On March 20, 2020, the Governor’s Office signed Executive Order No. 202.8, which, among other things, includes a directive tolling the statute of limitations and other legal deadlines and process from March 20, 2020 through April 19, 2020:
In accordance with the directive of the Chief Judge of the State to limit court operations to essential matters during the pendency of the COVID-19 health crisis, any specific time limit for the commencement, filing, or service of any legal action, notice, motion, or other process or proceeding, as prescribed by the procedural laws of the state, including but not limited to the criminal procedure law, the family court act, the civil practice law and rules, the court of claims act, the surrogate’s court procedure act, and the uniform court acts, or by any other statute, local law, ordinance, order, rule, or regulation, or part thereof, is hereby tolled from the date of this executive order until April 19, 2020;
Applied literally, the above directive tolls the running of all New York State-based statutes of limitations viable during the tolling period, and not simply those that would otherwise expire during the tolling period.
Past executive orders, including two issued by the current governor in the aftermath of Hurricane Sandy, have merely suspended the expiration of limitation periods during declared state emergencies, rather than tolling the running of the limitation periods for the duration of the emergency.
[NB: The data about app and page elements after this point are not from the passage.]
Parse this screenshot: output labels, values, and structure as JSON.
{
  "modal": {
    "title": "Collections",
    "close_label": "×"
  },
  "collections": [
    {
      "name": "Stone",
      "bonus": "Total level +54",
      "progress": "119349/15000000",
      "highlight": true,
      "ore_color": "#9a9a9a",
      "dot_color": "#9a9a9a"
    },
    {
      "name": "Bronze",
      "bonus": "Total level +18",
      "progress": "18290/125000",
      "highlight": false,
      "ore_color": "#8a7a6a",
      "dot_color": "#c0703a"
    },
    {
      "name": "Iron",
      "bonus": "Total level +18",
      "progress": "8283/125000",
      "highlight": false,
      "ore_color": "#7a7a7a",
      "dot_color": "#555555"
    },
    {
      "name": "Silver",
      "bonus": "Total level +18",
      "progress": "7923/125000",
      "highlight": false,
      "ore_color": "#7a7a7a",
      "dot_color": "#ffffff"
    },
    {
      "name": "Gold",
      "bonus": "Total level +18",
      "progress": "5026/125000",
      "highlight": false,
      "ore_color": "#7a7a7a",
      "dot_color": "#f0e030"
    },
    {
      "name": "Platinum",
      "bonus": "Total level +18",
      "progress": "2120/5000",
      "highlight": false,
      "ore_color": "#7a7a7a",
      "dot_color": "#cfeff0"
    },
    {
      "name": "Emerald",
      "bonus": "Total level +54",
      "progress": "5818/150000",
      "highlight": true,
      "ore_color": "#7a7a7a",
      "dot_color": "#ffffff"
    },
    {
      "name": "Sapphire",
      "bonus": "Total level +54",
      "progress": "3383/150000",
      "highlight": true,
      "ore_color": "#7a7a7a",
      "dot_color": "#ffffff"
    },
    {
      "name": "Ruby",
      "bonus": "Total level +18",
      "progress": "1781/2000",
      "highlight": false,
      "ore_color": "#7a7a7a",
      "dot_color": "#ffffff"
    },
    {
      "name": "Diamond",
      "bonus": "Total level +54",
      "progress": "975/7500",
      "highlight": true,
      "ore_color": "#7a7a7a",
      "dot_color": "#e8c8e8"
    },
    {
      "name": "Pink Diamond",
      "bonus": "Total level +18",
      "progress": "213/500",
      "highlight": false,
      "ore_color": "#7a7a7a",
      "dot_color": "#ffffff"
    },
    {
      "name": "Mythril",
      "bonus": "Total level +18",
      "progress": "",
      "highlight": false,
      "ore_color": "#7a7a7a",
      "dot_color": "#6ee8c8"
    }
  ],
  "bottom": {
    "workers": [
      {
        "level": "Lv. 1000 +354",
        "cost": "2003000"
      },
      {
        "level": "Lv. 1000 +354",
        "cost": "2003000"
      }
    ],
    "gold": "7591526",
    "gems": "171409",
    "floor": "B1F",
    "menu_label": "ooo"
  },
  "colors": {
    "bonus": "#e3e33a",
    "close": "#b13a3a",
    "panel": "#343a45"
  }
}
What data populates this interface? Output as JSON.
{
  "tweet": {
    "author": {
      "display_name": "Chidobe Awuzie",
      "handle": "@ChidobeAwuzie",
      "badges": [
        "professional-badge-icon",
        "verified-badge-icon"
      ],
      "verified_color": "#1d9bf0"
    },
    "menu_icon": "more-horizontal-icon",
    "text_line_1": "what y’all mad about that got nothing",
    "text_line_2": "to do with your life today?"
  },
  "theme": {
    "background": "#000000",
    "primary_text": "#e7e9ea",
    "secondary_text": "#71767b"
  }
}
See, e.g., Executive Order Nos. 52 (A. Cuomo) (suspending Section 201 of CPLR “so far as it bars actions whose limitations period concludes during the period” of emergency) and 81 (A. Cuomo) (extending the suspension); see also Executive Order No. 113.7 (Pataki) (suspending Section 201 of CPLR “so far as it bars actions whose limitation period concludes during” the emergency declared after the 9/11 terrorist attacks).
This remains a rapidly evolving situation, which we are monitoring.